• Work item:
The required result is an exact copy of the lines from the one containing "Extract the structured" to the last line of the records, both ends included, without pictures.

• Record set:
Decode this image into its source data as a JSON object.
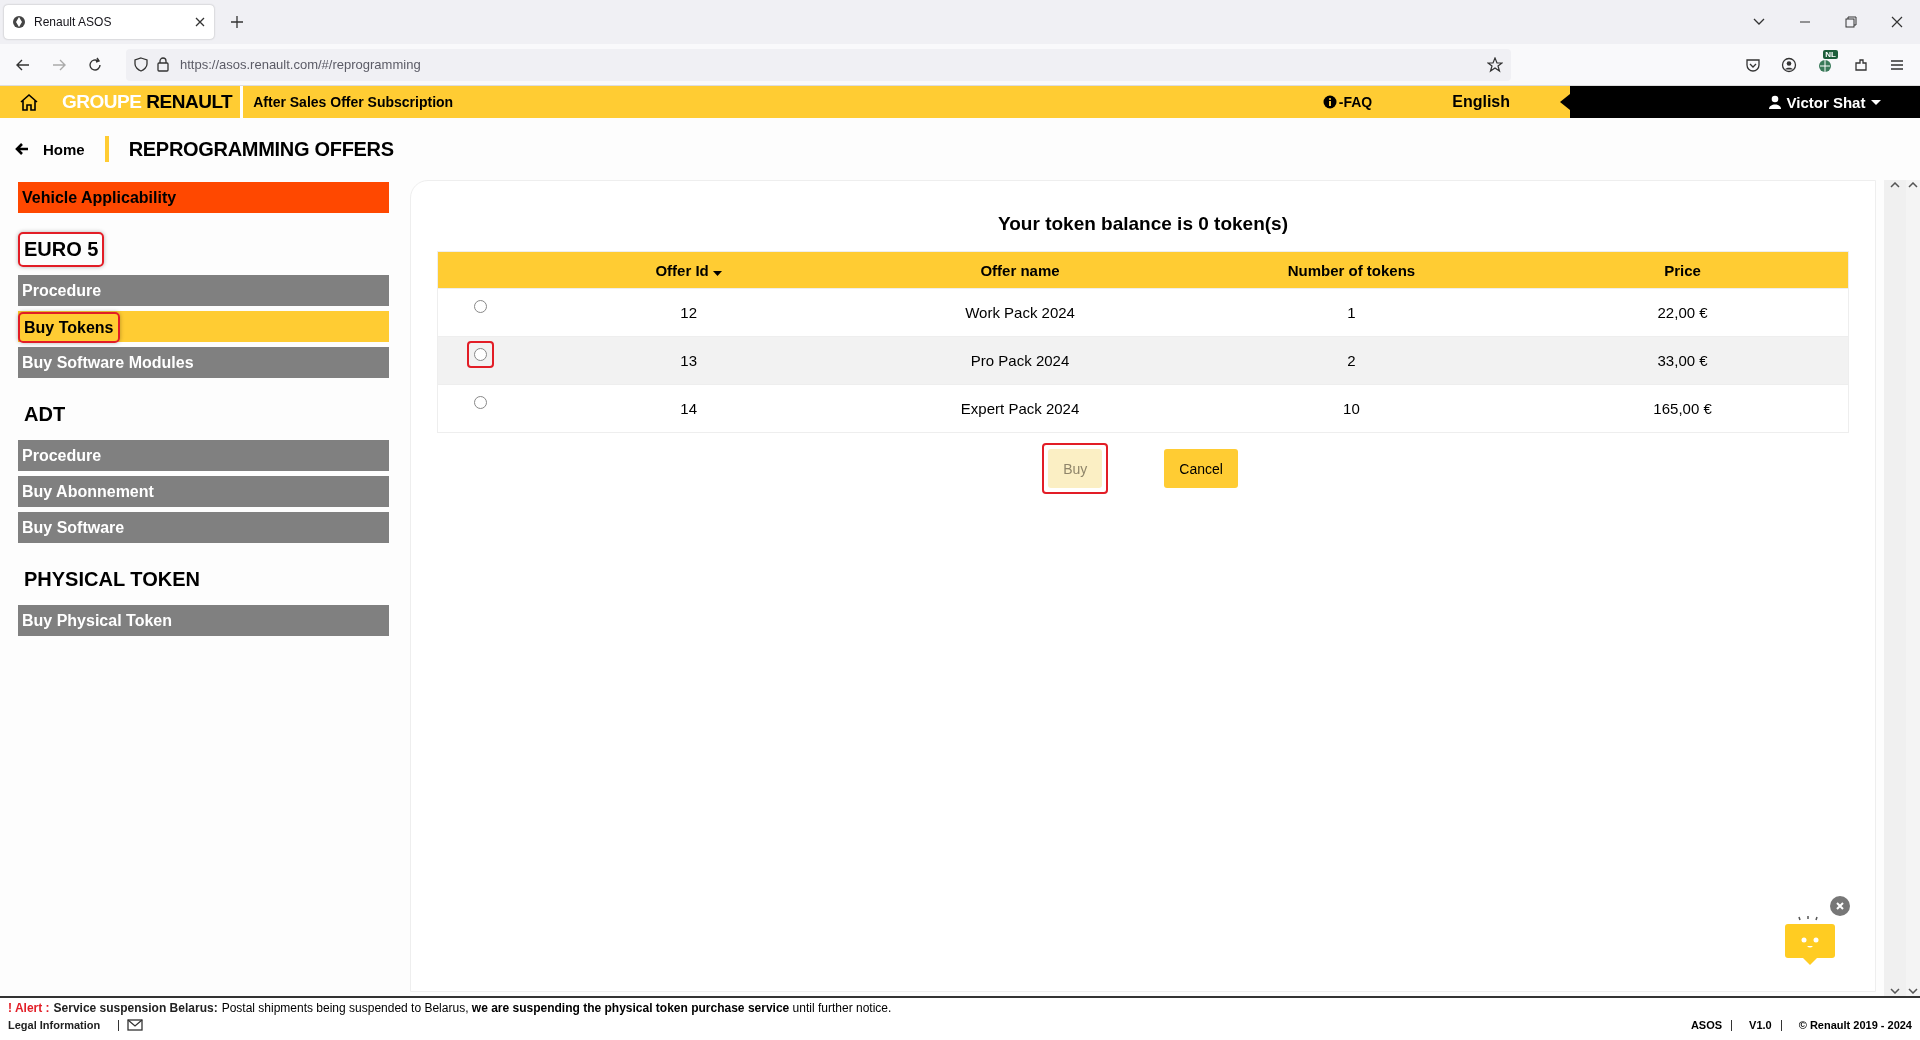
{
  "browser": {
    "tab_title": "Renault ASOS",
    "url": "https://asos.renault.com/#/reprogramming",
    "extension_badge": "NL"
  },
  "header": {
    "brand_first": "GROUPE",
    "brand_second": "RENAULT",
    "subtitle": "After Sales Offer Subscription",
    "faq": "-FAQ",
    "language": "English",
    "user": "Victor Shat"
  },
  "breadcrumb": {
    "home": "Home",
    "title": "REPROGRAMMING OFFERS"
  },
  "sidebar": {
    "top_item": "Vehicle Applicability",
    "sections": [
      {
        "title": "EURO 5",
        "highlighted": true,
        "items": [
          {
            "label": "Procedure",
            "selected": false,
            "highlighted": false
          },
          {
            "label": "Buy Tokens",
            "selected": true,
            "highlighted": true
          },
          {
            "label": "Buy Software Modules",
            "selected": false,
            "highlighted": false
          }
        ]
      },
      {
        "title": "ADT",
        "highlighted": false,
        "items": [
          {
            "label": "Procedure",
            "selected": false,
            "highlighted": false
          },
          {
            "label": "Buy Abonnement",
            "selected": false,
            "highlighted": false
          },
          {
            "label": "Buy Software",
            "selected": false,
            "highlighted": false
          }
        ]
      },
      {
        "title": "PHYSICAL TOKEN",
        "highlighted": false,
        "items": [
          {
            "label": "Buy Physical Token",
            "selected": false,
            "highlighted": false
          }
        ]
      }
    ]
  },
  "offers": {
    "balance": "Your token balance is 0 token(s)",
    "columns": [
      {
        "label": "Offer Id",
        "sorted": true
      },
      {
        "label": "Offer name",
        "sorted": false
      },
      {
        "label": "Number of tokens",
        "sorted": false
      },
      {
        "label": "Price",
        "sorted": false
      }
    ],
    "rows": [
      {
        "selected": false,
        "highlighted": false,
        "cells": [
          "12",
          "Work Pack 2024",
          "1",
          "22,00 €"
        ]
      },
      {
        "selected": false,
        "highlighted": true,
        "cells": [
          "13",
          "Pro Pack 2024",
          "2",
          "33,00 €"
        ]
      },
      {
        "selected": false,
        "highlighted": false,
        "cells": [
          "14",
          "Expert Pack 2024",
          "10",
          "165,00 €"
        ]
      }
    ],
    "buttons": [
      {
        "label": "Buy",
        "disabled": true,
        "highlighted": true
      },
      {
        "label": "Cancel",
        "disabled": false,
        "highlighted": false
      }
    ]
  },
  "footer": {
    "alert_mark": "! Alert :",
    "alert_title": "Service suspension Belarus:",
    "alert_text": "Postal shipments being suspended to Belarus, **we are suspending the physical token purchase service** until further notice.",
    "legal": "Legal Information",
    "app": "ASOS",
    "version": "V1.0",
    "copyright": "© Renault 2019 - 2024"
  }
}
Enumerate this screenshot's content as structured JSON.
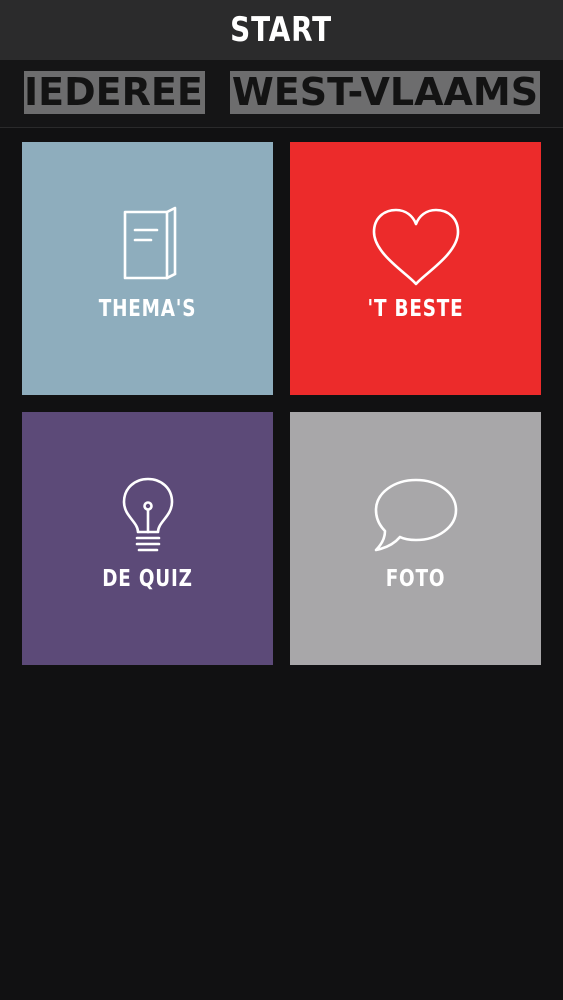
{
  "header": {
    "title": "START"
  },
  "logo": {
    "word_left": "IEDEREEN",
    "word_right": "WEST-VLAAMS"
  },
  "colors": {
    "themas": "#8eadbd",
    "beste": "#ec2b2b",
    "quiz": "#5c4a78",
    "foto": "#a8a7a9"
  },
  "tiles": [
    {
      "label": "THEMA'S",
      "icon": "book-icon"
    },
    {
      "label": "'T BESTE",
      "icon": "heart-icon"
    },
    {
      "label": "DE QUIZ",
      "icon": "lightbulb-icon"
    },
    {
      "label": "FOTO",
      "icon": "speech-bubble-icon"
    }
  ]
}
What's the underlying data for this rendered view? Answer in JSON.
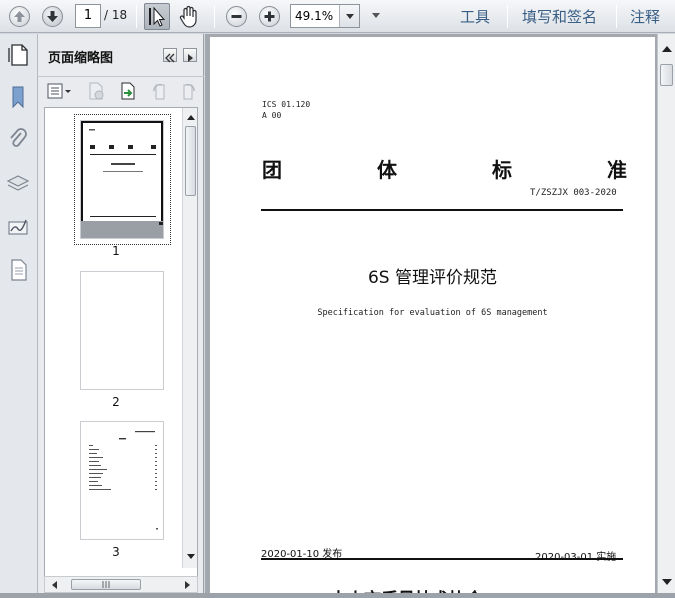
{
  "toolbar": {
    "page_current": "1",
    "page_total": "/ 18",
    "zoom": "49.1%",
    "tools_label": "工具",
    "fill_sign_label": "填写和签名",
    "comment_label": "注释"
  },
  "thumbnails_panel": {
    "title": "页面缩略图",
    "pages": [
      {
        "label": "1"
      },
      {
        "label": "2"
      },
      {
        "label": "3"
      }
    ]
  },
  "document": {
    "ics": "ICS 01.120",
    "ccs": "A 00",
    "standard_type": [
      "团",
      "体",
      "标",
      "准"
    ],
    "standard_number": "T/ZSZJX 003-2020",
    "title_cn": "6S 管理评价规范",
    "title_en": "Specification for evaluation of 6S management",
    "publish_date": "2020-01-10 发布",
    "implement_date": "2020-03-01 实施",
    "publisher": "中山市质量技术协会",
    "publisher_suffix": "发布"
  },
  "colors": {
    "toolbar_link": "#3a5f86",
    "viewer_background": "#a3a8ae"
  }
}
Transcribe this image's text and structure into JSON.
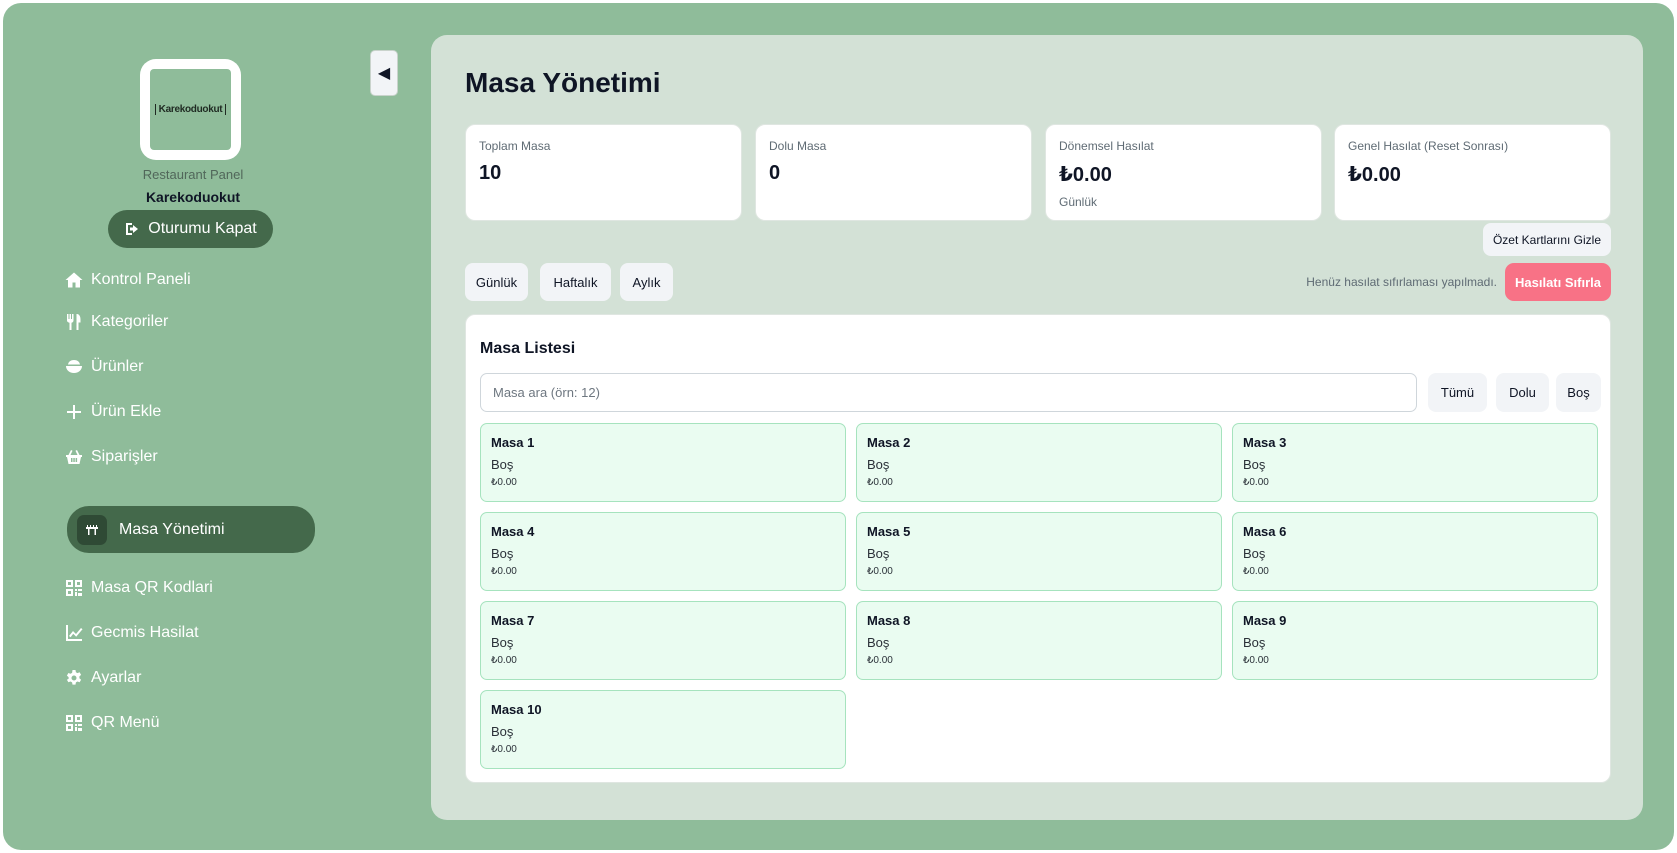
{
  "sidebar": {
    "logo_text": "Karekoduokut",
    "panel_label": "Restaurant Panel",
    "restaurant_name": "Karekoduokut",
    "logout_label": "Oturumu Kapat",
    "items": [
      {
        "label": "Kontrol Paneli",
        "icon": "home-icon"
      },
      {
        "label": "Kategoriler",
        "icon": "utensils-icon"
      },
      {
        "label": "Ürünler",
        "icon": "bowl-icon"
      },
      {
        "label": "Ürün Ekle",
        "icon": "plus-icon"
      },
      {
        "label": "Siparişler",
        "icon": "basket-icon"
      },
      {
        "label": "Masa Yönetimi",
        "icon": "table-icon",
        "active": true
      },
      {
        "label": "Masa QR Kodlari",
        "icon": "qr-icon"
      },
      {
        "label": "Gecmis Hasilat",
        "icon": "chart-line-icon"
      },
      {
        "label": "Ayarlar",
        "icon": "gear-icon"
      },
      {
        "label": "QR Menü",
        "icon": "qr-icon"
      }
    ],
    "collapse_glyph": "◀"
  },
  "main": {
    "title": "Masa Yönetimi",
    "stats": [
      {
        "label": "Toplam Masa",
        "value": "10",
        "sub": ""
      },
      {
        "label": "Dolu Masa",
        "value": "0",
        "sub": ""
      },
      {
        "label": "Dönemsel Hasılat",
        "value": "₺0.00",
        "sub": "Günlük"
      },
      {
        "label": "Genel Hasılat (Reset Sonrası)",
        "value": "₺0.00",
        "sub": ""
      }
    ],
    "hide_cards_label": "Özet Kartlarını Gizle",
    "periods": [
      "Günlük",
      "Haftalık",
      "Aylık"
    ],
    "reset_note": "Henüz hasılat sıfırlaması yapılmadı.",
    "reset_label": "Hasılatı Sıfırla",
    "list": {
      "title": "Masa Listesi",
      "search_placeholder": "Masa ara (örn: 12)",
      "filters": [
        "Tümü",
        "Dolu",
        "Boş"
      ],
      "tables": [
        {
          "name": "Masa 1",
          "status": "Boş",
          "amount": "₺0.00"
        },
        {
          "name": "Masa 2",
          "status": "Boş",
          "amount": "₺0.00"
        },
        {
          "name": "Masa 3",
          "status": "Boş",
          "amount": "₺0.00"
        },
        {
          "name": "Masa 4",
          "status": "Boş",
          "amount": "₺0.00"
        },
        {
          "name": "Masa 5",
          "status": "Boş",
          "amount": "₺0.00"
        },
        {
          "name": "Masa 6",
          "status": "Boş",
          "amount": "₺0.00"
        },
        {
          "name": "Masa 7",
          "status": "Boş",
          "amount": "₺0.00"
        },
        {
          "name": "Masa 8",
          "status": "Boş",
          "amount": "₺0.00"
        },
        {
          "name": "Masa 9",
          "status": "Boş",
          "amount": "₺0.00"
        },
        {
          "name": "Masa 10",
          "status": "Boş",
          "amount": "₺0.00"
        }
      ]
    }
  },
  "colors": {
    "background": "#8fbc9a",
    "main_panel": "#d3e1d6",
    "accent_dark": "#44694b",
    "danger": "#f87286",
    "table_card": "#eafcf1",
    "table_border": "#a6e3be"
  }
}
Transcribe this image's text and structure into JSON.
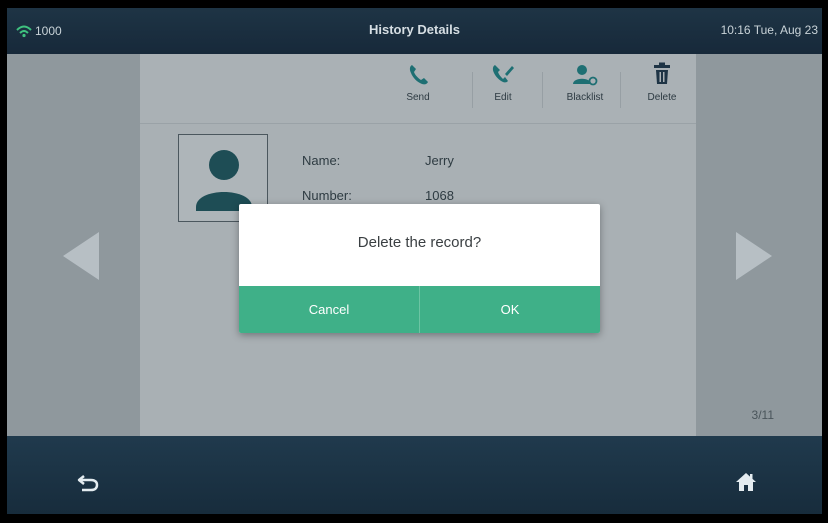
{
  "status_bar": {
    "line_label": "1000",
    "title": "History Details",
    "clock": "10:16 Tue, Aug 23"
  },
  "toolbar": {
    "items": [
      {
        "label": "Send",
        "icon": "phone-icon"
      },
      {
        "label": "Edit",
        "icon": "edit-call-icon"
      },
      {
        "label": "Blacklist",
        "icon": "blacklist-icon"
      },
      {
        "label": "Delete",
        "icon": "trash-icon"
      }
    ]
  },
  "contact": {
    "name_label": "Name:",
    "name_value": "Jerry",
    "number_label": "Number:",
    "number_value": "1068"
  },
  "pagination": "3/11",
  "dialog": {
    "message": "Delete the record?",
    "cancel_label": "Cancel",
    "ok_label": "OK"
  },
  "colors": {
    "accent": "#3fb088",
    "icon_teal": "#1e6f73",
    "bar": "#1a2f40",
    "signal_green": "#3fc27f"
  }
}
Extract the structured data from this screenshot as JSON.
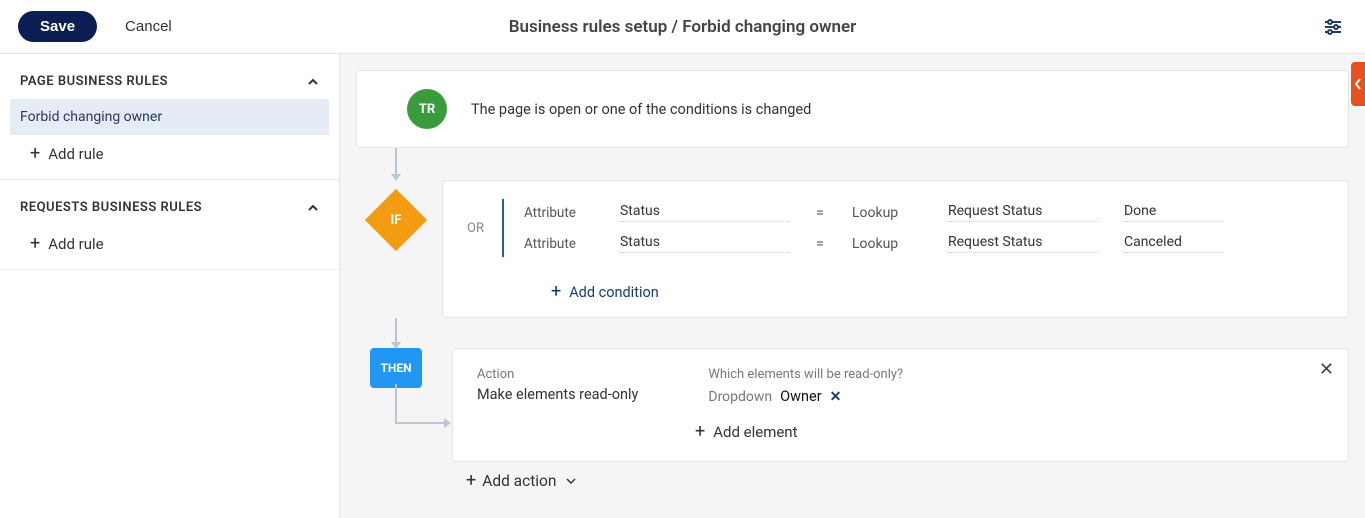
{
  "topbar": {
    "save": "Save",
    "cancel": "Cancel",
    "breadcrumb": "Business rules setup / Forbid changing owner"
  },
  "sidebar": {
    "sections": [
      {
        "title": "PAGE BUSINESS RULES",
        "items": [
          {
            "label": "Forbid changing owner",
            "active": true
          }
        ],
        "add": "Add rule"
      },
      {
        "title": "REQUESTS BUSINESS RULES",
        "items": [],
        "add": "Add rule"
      }
    ]
  },
  "flow": {
    "tr": {
      "badge": "TR",
      "text": "The page is open or one of the conditions is changed"
    },
    "if": {
      "badge": "IF",
      "or": "OR",
      "rows": [
        {
          "kind": "Attribute",
          "attr": "Status",
          "op": "=",
          "type": "Lookup",
          "lookup": "Request Status",
          "value": "Done"
        },
        {
          "kind": "Attribute",
          "attr": "Status",
          "op": "=",
          "type": "Lookup",
          "lookup": "Request Status",
          "value": "Canceled"
        }
      ],
      "add": "Add condition"
    },
    "then": {
      "badge": "THEN",
      "actionLabel": "Action",
      "actionValue": "Make elements read-only",
      "elementsLabel": "Which elements will be read-only?",
      "elementType": "Dropdown",
      "elementName": "Owner",
      "addElement": "Add element",
      "addAction": "Add action"
    }
  }
}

• Exercise response:
Extract the structured data from this screenshot as JSON.
{
  "topbar": {
    "save": "Save",
    "cancel": "Cancel",
    "breadcrumb": "Business rules setup / Forbid changing owner"
  },
  "sidebar": {
    "sections": [
      {
        "title": "PAGE BUSINESS RULES",
        "items": [
          {
            "label": "Forbid changing owner",
            "active": true
          }
        ],
        "add": "Add rule"
      },
      {
        "title": "REQUESTS BUSINESS RULES",
        "items": [],
        "add": "Add rule"
      }
    ]
  },
  "flow": {
    "tr": {
      "badge": "TR",
      "text": "The page is open or one of the conditions is changed"
    },
    "if": {
      "badge": "IF",
      "or": "OR",
      "rows": [
        {
          "kind": "Attribute",
          "attr": "Status",
          "op": "=",
          "type": "Lookup",
          "lookup": "Request Status",
          "value": "Done"
        },
        {
          "kind": "Attribute",
          "attr": "Status",
          "op": "=",
          "type": "Lookup",
          "lookup": "Request Status",
          "value": "Canceled"
        }
      ],
      "add": "Add condition"
    },
    "then": {
      "badge": "THEN",
      "actionLabel": "Action",
      "actionValue": "Make elements read-only",
      "elementsLabel": "Which elements will be read-only?",
      "elementType": "Dropdown",
      "elementName": "Owner",
      "addElement": "Add element",
      "addAction": "Add action"
    }
  }
}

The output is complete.